“Direct contracting is useless unless you have the proper data. It’s easy to say you’re going to steer people to the lowest cost provider because every provider will tell you they are a lowest cost provider. To do real direct contracting, you need to have actual price and quality information that is accurate and based off of a common denominator,” Hughes said. “As we know, discounts are thrown around by everyone, but what is the actual baseline? True data is having actual claims data to live claims and using Medicare reimbursements as a measurement point. Only with real pricing and quality info can you steer in the right direction.”
By directly contracting with employers, health systems are taking on greater financial risk but could receive greater rewards by meeting performance metrics written into the agreements. Generally, health systems are rewarded financially when data show they have improved the health of an employer’s workforce over time, raised the bar on quality, reduced costs, and eased the overutilization of care. If not, they get penalized by the employer.
“The more risk a provider takes on, the more opportunity for reward,” said Dawn Kopacz, manager of U.S. health plans for General Motors, which last fall signed a contract with Detroit-based Henry Ford Health System for about 27,000 salaried employees in Southeast Michigan.
“We want providers to take accountability for our employees,” Kopacz said during a March presentation in Grand Rapids at the annual health benefits seminar organized by Advantage Benefits Group.

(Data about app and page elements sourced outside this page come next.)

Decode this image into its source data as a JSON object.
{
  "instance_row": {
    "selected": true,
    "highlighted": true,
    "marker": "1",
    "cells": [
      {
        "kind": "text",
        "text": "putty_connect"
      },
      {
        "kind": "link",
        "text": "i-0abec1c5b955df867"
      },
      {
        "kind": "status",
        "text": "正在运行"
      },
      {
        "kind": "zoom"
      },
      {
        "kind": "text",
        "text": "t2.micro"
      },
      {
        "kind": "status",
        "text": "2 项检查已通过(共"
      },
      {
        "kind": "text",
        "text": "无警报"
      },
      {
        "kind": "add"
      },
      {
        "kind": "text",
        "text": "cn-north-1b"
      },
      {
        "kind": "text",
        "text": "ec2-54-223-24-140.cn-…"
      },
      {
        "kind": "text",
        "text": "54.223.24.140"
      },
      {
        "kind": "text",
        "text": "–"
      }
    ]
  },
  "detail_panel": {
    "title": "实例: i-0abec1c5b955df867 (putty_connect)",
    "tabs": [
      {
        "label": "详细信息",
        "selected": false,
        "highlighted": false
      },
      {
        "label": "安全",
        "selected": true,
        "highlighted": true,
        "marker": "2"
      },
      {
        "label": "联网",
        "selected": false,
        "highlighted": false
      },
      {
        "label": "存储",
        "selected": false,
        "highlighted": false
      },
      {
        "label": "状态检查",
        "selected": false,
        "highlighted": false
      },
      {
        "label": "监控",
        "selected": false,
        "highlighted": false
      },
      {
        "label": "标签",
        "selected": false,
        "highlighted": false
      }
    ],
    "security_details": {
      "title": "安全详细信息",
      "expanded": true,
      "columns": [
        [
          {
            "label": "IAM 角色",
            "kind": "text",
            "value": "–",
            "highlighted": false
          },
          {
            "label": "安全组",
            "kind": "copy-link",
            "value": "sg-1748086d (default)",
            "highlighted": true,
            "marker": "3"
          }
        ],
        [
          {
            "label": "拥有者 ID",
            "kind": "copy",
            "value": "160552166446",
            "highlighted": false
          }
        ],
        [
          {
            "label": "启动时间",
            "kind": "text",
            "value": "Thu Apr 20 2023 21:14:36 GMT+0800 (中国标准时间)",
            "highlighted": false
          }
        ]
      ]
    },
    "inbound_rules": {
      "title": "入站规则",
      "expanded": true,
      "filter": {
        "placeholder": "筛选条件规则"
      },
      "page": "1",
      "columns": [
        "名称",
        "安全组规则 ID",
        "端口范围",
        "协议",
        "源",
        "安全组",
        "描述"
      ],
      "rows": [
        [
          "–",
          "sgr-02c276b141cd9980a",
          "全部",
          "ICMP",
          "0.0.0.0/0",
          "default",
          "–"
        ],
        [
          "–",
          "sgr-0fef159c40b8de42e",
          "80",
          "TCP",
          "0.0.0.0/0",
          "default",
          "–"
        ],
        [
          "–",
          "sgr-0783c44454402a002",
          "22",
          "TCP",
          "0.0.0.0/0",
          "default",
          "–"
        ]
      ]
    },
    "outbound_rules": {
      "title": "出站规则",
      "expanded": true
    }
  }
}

Likewise, contracts for Metro Health Direct Care include accountability metrics that come with rewards and paybacks, Pai said.
“When we hit those quality targets and those utilization targets, we would get a little bit of a kicker to us for delivering a good job to your population. And if we didn’t, then we would hold a little back on the premium and give it back to you as a credit because we didn’t meet those goals,” he said.
GM pursued direct contracting as costs continued to rise without better care, improved outcomes or higher satisfaction rates among employees, Kopacz said. Using Blue Cross Blue Shield of Michigan as a third-party administrator, the corporation offered the plan as an option for employees to consider in the 2018 open renewal period. About 10 percent of employees enrolled in the first year, which Kopacz called a “good start for us.”
GM hopes to have 100 percent employee participation within five years for ConnectedCare, which costs employees less than other options for health benefits, according to Kopacz.
In developing ConnectedCare, GM sought a robust care network that “needed to do everything from a hangnail to a transplant,” she said. After multiple rounds in seeking requests for proposals, GM chose Henry Ford Health System from four bidders for the contract.
The ability to offer a broad, comprehensive care network remains an issue for Metro Health Direct Care. The health system lacks certain services such as a durable medical equipment provider or prosthetics clinic, nor does it perform specialized procedures such as heart surgery, Pai said.
That’s limited the product’s appeal and ability to drive volumes at Metro Health, as employees at participating employers go elsewhere for specialized care, he said. Metro Health is talking with parent University of Michigan Health System about getting involved in Direct Care to provide specialized medical services.
“We’re working to talk with the university on how they can support our product,” said Pai, who would like to see Direct Care double within two to three years after Metro hires needed support staff, brings aboard U-M, commits to a couple of third-party administrators and “professionalizes the product.”
“Then you have a pretty comprehensive solution there. Employers want to know that if those situations do arise, their employees and dependents are covered in all of those different scenarios,” he said.
Employers using Direct Care also can purchase a second-tier care network for employees to access when they need care while outside of Metro’s service area, he said.